- Estimated using composites from three separate holes and restricted to the one of the four mineralized sub-domains (high-, medium-, and low-grade shells or in the dike domain); and
- Within a 200-metre drill spacing
Blocks not classified as indicated were assigned to the inferred category if they fell within a 300-metre drill spacing and used a minimum of two holes.
The scientific and technical information contained in this news release pertaining to the Baptiste deposit has been reviewed and approved by the following qualified persons under NI 43-101:
- Mineral Resource estimate: Richard Flynn, P.Geo., Principal Consultant at Next Mine Consulting Ltd.
- Data QA/QC: Ron Voordouw, PhD, P.Geo., Director of Geoscience at Equity Exploration Consultants Ltd.
- Geology: Erin Wilson, P.Geo., Principal Geologist at FPX Nickel Corp, and Richard Flynn, P.Geo.,
The qualified persons have verified the information disclosed herein and are not aware of any significant risks and uncertainties that could be expected to affect the reliability or confidence in the information discussed herein.

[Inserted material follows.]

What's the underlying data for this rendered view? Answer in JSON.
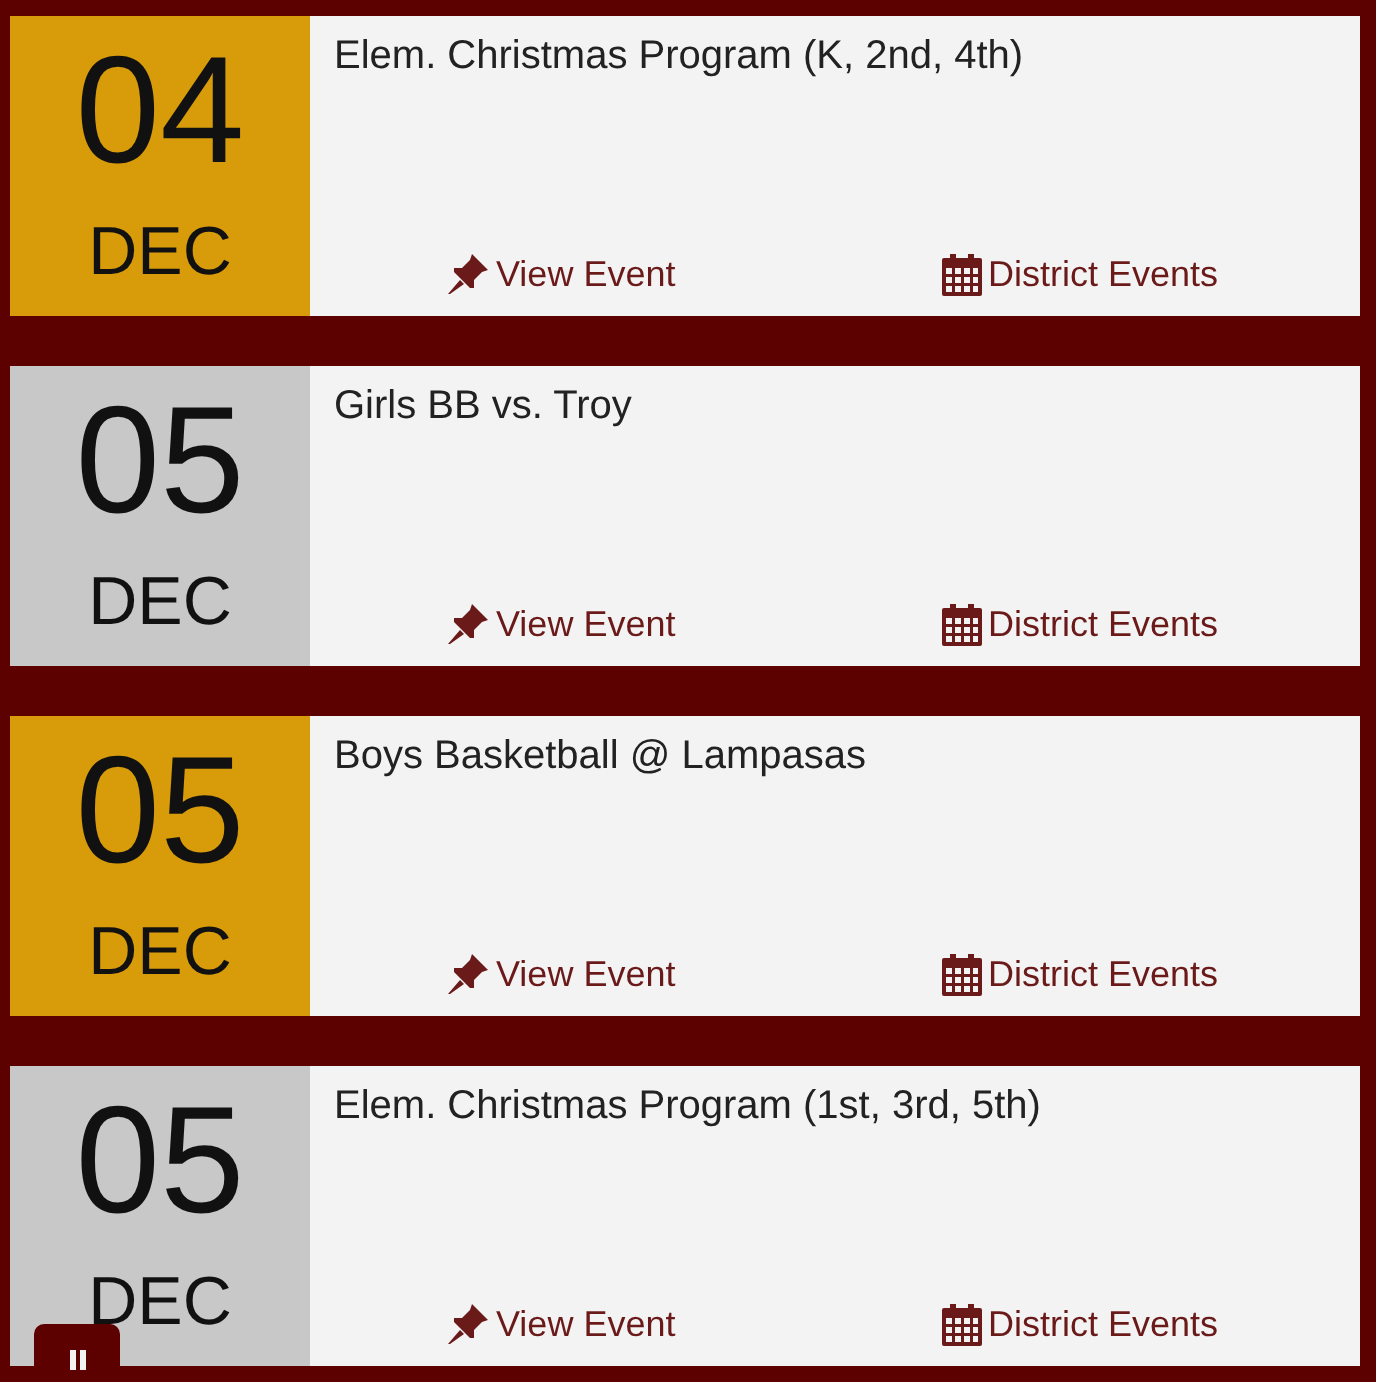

Additionally, an independent third-party review by SLR Consulting (formerly Roscoe Postle Associates) was undertaken of the new modelling and estimation approach.
About the Decar Nickel District
The Company’s Decar Nickel District claims cover 245 km2 of the Mount Sidney Williams ultramafic/ophiolite complex, 90 km northwest of Fort St. James in central British Columbia. The district is a two-hour drive from Fort St. James on a high-speed logging road.
Decar hosts a greenfield discovery of nickel mineralization in the form of a naturally occurring nickel-iron alloy called awaruite (Ni3Fe), which is amenable to bulk-tonnage, open-pit mining. Awaruite mineralization has been identified in four target areas within this ophiolite complex, being the Baptiste deposit, and the B, Sid and Van targets, as confirmed by drilling, petrographic examination, electron probe analyses and outcrop sampling on all four targets. Since 2010, approximately US$28 million has been spent on the exploration and development of Decar.
Of the four targets in the Decar Nickel District, the Baptiste deposit, which is the most accessible and has the biggest surface footprint, has been the focus of diamond drilling since 2010 with a total of 99 holes and 33,695 m of drilling completed. The Sid target was tested with two holes in 2010 and the B target had a single hole drilled in 2011; all three holes intersected nickel-iron alloy mineralization over wide intervals with DTR nickel grades comparable to the Baptiste deposit. At the Van target, the Company followed up 2021’s highly successful maiden drilling program with an aggressive step-out program in the summer of 2022, with results forecast for sequential release in the fourth quarter of 2022 and first quarter of 2023.
About FPX Nickel Corp.
FPX Nickel Corp. is focused on the exploration and development of the Decar Nickel District, located in central British Columbia, and other occurrences of the same unique style of naturally occurring nickel-iron alloy mineralization known as awaruite. For more information, please view the Company’s website at www.fpxnickel.com or contact Martin Turenne, President and CEO, at (604) 681-8600 or [email protected].
On behalf of FPX Nickel Corp.
Martin Turenne, President, CEO and Director
Certain of the statements made and information contained herein is considered “forward-looking information” within the meaning of applicable Canadian securities laws. These statements address future events and conditions and so involve inherent risks and uncertainties, as disclosed in the Company’s periodic filings with Canadian securities regulators. Actual results could differ from those currently projected. The Company does not assume the obligation to update any forward-looking statement.
Neither the TSX Venture Exchange nor its Regulation Services Provider accepts responsibility for the adequacy or accuracy of this release.